Northwestern University engineers have invented a tool to make a super-high-resolution representation of RNA folding as it is being synthesized. It could potentially lead to future discoveries in basic biology, gene expression, RNA viruses, and disease.

Made up of long chains of nucleotides, RNA is responsible for many tasks in the cellular environment, including making proteins, transporting amino acids, gene expression, and carrying messages between DNA and ribosomes. To accomplish all these tasks, RNA folds into complex structures — “one of the biggest, most essential pieces of biology that we know comparatively nothing about,” said Julius B. Lucks, Ph.D, an associate professor of chemical and biological engineering at Northwestern’s McCormick School of Engineering.

RNA folding is an essential requirement to life, but is difficult to investigate because the process occurs rapidly and is extremely hard to measure. Existing technology to image RNA folding is very-low-resolution and can’t image RNA’s individual components rapidly enough to capture these processes.

A molecular microscope

Instead, Lucks’s technology combines two existing components: a next-generation sequencing technique, which is typically used for sequencing human genomes, and a chemistry technique to turn RNA structure measurements into big data.

“Instead of treating it like a genome sequencer, we’re treating it like a molecular microscope to get a massive snapshot,” Lucks said. The technique captures the RNA-folding pathway in a massive dataset. Lucks’s group then uses computational tools to mine and organize the data, which reveals points where the RNA folds and what happens after it folds.

From the structural information that they gather, the researchers can reconstruct a movie of the RNA folding process. The team plans to make the data-analysis component open source, so researchers anywhere can download and run the program.*

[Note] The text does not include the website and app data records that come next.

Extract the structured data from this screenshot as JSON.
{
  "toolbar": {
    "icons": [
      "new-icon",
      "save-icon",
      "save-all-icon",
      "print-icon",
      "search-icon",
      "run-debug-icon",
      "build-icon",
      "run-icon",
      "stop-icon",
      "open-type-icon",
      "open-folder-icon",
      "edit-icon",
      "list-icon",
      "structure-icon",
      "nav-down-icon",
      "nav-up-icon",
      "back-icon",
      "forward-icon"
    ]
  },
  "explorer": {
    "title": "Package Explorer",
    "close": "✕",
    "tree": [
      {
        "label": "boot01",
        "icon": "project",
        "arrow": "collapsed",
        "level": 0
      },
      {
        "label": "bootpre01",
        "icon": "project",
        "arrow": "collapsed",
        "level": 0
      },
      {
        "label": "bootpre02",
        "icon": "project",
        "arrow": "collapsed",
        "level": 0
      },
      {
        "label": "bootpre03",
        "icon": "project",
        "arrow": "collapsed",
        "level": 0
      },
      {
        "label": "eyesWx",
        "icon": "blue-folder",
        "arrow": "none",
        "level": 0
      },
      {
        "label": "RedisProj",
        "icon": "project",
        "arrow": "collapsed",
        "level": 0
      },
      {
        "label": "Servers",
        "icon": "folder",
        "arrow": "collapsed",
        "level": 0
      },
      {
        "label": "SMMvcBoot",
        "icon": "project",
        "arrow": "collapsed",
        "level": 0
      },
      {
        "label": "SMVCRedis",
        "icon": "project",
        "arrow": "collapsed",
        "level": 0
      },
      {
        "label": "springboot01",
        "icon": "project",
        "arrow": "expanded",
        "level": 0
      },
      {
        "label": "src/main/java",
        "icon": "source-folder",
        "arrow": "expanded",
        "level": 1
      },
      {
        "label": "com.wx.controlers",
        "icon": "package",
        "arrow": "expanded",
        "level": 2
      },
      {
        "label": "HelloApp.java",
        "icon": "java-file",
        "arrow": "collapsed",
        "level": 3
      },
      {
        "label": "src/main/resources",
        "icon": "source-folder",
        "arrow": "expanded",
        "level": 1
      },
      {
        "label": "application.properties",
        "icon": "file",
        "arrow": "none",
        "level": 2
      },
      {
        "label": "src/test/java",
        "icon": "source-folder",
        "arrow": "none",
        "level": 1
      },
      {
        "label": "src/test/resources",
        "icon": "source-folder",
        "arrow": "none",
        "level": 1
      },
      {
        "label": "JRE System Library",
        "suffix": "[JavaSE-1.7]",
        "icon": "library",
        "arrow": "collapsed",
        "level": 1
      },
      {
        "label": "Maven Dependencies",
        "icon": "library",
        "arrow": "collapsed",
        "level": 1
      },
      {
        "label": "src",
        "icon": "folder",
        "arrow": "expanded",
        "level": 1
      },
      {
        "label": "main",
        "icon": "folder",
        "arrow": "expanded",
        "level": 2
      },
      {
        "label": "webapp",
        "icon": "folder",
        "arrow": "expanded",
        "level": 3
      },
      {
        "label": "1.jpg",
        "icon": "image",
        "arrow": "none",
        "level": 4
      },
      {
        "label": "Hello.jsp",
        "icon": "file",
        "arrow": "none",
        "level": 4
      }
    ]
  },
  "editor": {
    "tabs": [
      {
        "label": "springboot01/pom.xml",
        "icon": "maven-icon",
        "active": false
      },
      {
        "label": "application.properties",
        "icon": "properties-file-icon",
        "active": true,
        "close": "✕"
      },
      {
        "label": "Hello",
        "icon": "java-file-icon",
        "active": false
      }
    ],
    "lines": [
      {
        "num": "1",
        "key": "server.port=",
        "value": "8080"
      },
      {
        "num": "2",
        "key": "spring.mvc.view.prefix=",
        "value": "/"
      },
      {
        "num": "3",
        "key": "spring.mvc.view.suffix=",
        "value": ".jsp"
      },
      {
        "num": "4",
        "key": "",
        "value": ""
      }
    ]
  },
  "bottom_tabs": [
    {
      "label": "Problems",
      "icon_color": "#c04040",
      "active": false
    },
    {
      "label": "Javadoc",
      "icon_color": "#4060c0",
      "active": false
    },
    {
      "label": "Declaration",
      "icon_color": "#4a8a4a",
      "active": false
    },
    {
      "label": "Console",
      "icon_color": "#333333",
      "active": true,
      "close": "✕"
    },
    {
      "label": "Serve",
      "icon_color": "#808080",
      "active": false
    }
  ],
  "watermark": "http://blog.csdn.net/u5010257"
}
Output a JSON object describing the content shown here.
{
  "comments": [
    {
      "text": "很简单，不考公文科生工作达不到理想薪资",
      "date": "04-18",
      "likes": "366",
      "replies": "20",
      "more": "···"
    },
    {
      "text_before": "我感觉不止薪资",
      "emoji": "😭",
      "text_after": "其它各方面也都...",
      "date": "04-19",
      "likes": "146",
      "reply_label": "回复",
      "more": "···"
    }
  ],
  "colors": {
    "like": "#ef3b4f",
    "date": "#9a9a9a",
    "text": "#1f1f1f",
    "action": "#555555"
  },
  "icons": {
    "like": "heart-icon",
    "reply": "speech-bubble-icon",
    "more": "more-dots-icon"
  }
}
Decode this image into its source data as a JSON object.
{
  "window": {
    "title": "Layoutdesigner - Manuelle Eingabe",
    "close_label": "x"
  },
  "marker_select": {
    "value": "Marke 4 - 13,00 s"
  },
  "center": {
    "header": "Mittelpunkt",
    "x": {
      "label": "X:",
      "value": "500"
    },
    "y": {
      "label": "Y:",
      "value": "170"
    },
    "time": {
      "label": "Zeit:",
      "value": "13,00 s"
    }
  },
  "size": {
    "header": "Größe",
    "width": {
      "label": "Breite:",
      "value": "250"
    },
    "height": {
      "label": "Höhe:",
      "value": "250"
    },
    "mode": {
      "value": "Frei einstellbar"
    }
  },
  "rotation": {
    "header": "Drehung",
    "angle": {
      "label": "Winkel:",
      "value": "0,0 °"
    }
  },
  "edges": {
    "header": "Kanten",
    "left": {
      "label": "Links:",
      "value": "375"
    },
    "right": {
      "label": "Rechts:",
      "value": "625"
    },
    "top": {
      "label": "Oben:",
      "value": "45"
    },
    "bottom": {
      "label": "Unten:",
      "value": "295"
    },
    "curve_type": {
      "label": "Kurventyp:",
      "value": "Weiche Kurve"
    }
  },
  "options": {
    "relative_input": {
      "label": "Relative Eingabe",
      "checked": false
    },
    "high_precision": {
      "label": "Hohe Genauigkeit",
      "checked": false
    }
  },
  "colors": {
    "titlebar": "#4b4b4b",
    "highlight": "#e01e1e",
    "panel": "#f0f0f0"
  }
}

Lucks and his team have already used the technology to view the folding of a riboswitch, a segment of RNA that acts as a genetic “light switch” to turn protein expression on or off in response to a molecular signal, in this case fluoride.

Supported by the National Institutes of Health, the research was published online on October 31 in Nature Structural and Molecular Biology.

* The researchers say the technology can be applied to all questions pertaining to RNA, such as how it plays a role in disease. Several notable human diseases, including Ebola, hepatitis C, and measles, are caused by RNA viruses, which are viruses that have RNA as their genetic material. And just as misfolded proteins can cause diseases, such as Alzheimer’s and Parkinson’s, RNA misfolding could also play a role in human illnesses.

Abstract of Cotranscriptional folding of a riboswitch at nucleotide resolution

RNAs can begin to fold immediately as they emerge from RNA polymerase. During cotranscriptional folding, interactions between nascent RNAs and ligands are able to direct the formation of alternative RNA structures, a feature exploited by noncoding RNAs called riboswitches to make gene-regulatory decisions. Despite their importance, cotranscriptional folding pathways have yet to be uncovered with sufficient resolution to reveal how cotranscriptional folding governs RNA structure and function. To access cotranscriptional folding at nucleotide resolution, we extended selective 2′-hydroxyl acylation analyzed by primer-extension sequencing (SHAPE-seq) to measure structural information of nascent RNAs during transcription. Using cotranscriptional SHAPE-seq, we determined how the cotranscriptional folding pathway of the Bacillus cereus crcB fluoride riboswitch undergoes a ligand-dependent bifurcation that delays or promotes terminator formation via a series of coordinated structural transitions. Our results directly link cotranscriptional RNA folding to a genetic decision and establish a framework for cotranscriptional analysis of RNA structure at nucleotide resolution.